[Dataset rows for apps and sites]
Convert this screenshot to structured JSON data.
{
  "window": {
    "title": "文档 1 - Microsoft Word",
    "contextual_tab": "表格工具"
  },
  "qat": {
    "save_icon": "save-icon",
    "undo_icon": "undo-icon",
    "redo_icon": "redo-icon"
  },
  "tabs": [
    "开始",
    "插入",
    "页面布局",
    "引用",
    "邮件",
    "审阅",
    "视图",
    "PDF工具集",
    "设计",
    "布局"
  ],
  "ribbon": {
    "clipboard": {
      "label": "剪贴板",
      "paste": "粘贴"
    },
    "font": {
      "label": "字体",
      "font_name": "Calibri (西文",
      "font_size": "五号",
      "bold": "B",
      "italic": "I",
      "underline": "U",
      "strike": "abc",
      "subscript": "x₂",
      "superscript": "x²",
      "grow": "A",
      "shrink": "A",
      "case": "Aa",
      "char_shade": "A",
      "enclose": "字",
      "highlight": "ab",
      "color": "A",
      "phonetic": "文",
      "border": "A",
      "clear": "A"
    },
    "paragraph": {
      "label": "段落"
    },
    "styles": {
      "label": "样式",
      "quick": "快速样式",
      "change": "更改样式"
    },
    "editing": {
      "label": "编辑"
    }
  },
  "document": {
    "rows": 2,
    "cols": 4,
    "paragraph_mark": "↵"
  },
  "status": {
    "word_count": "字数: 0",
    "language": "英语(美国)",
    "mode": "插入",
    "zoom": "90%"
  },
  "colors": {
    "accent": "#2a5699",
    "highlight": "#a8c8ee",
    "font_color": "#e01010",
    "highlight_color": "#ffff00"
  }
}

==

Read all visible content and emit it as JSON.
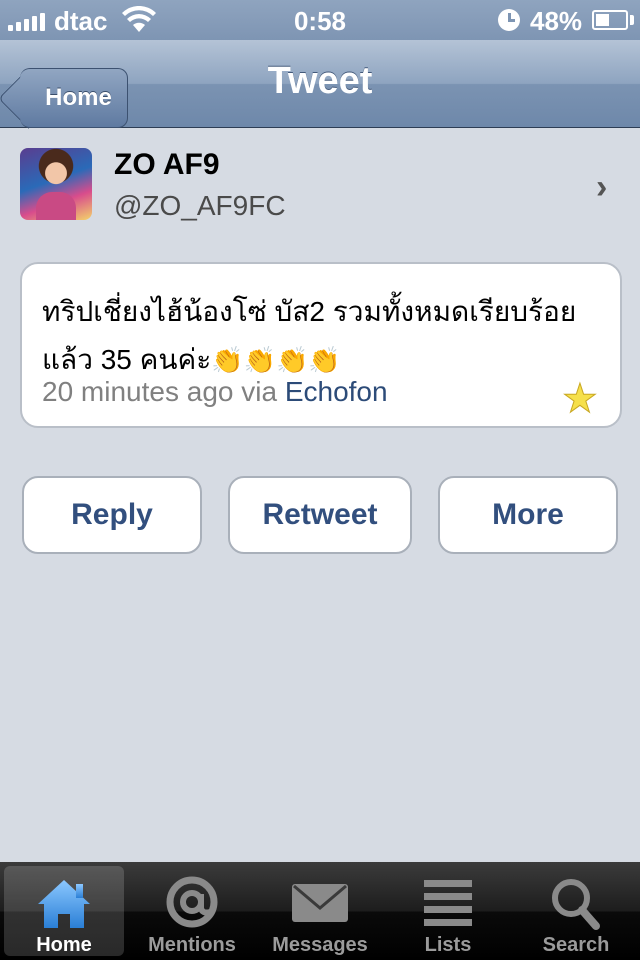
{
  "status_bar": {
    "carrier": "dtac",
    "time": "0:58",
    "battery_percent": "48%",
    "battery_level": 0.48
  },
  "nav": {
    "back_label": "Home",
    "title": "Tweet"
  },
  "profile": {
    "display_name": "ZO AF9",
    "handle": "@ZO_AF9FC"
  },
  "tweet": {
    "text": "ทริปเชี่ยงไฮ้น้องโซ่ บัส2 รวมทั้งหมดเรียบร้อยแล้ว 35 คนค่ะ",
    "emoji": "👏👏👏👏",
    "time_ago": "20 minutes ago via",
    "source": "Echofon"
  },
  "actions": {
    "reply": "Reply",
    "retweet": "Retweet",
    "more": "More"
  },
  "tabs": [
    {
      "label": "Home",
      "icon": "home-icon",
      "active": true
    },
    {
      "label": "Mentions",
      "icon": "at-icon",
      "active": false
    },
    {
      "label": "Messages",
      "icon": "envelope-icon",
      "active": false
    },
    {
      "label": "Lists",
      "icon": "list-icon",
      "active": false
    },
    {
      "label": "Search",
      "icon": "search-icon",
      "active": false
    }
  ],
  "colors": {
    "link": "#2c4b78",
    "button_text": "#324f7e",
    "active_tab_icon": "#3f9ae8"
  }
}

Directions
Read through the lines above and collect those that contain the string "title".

Result of the task
    "title": "文档 1 - Microsoft Word",
    "title": "Tweet"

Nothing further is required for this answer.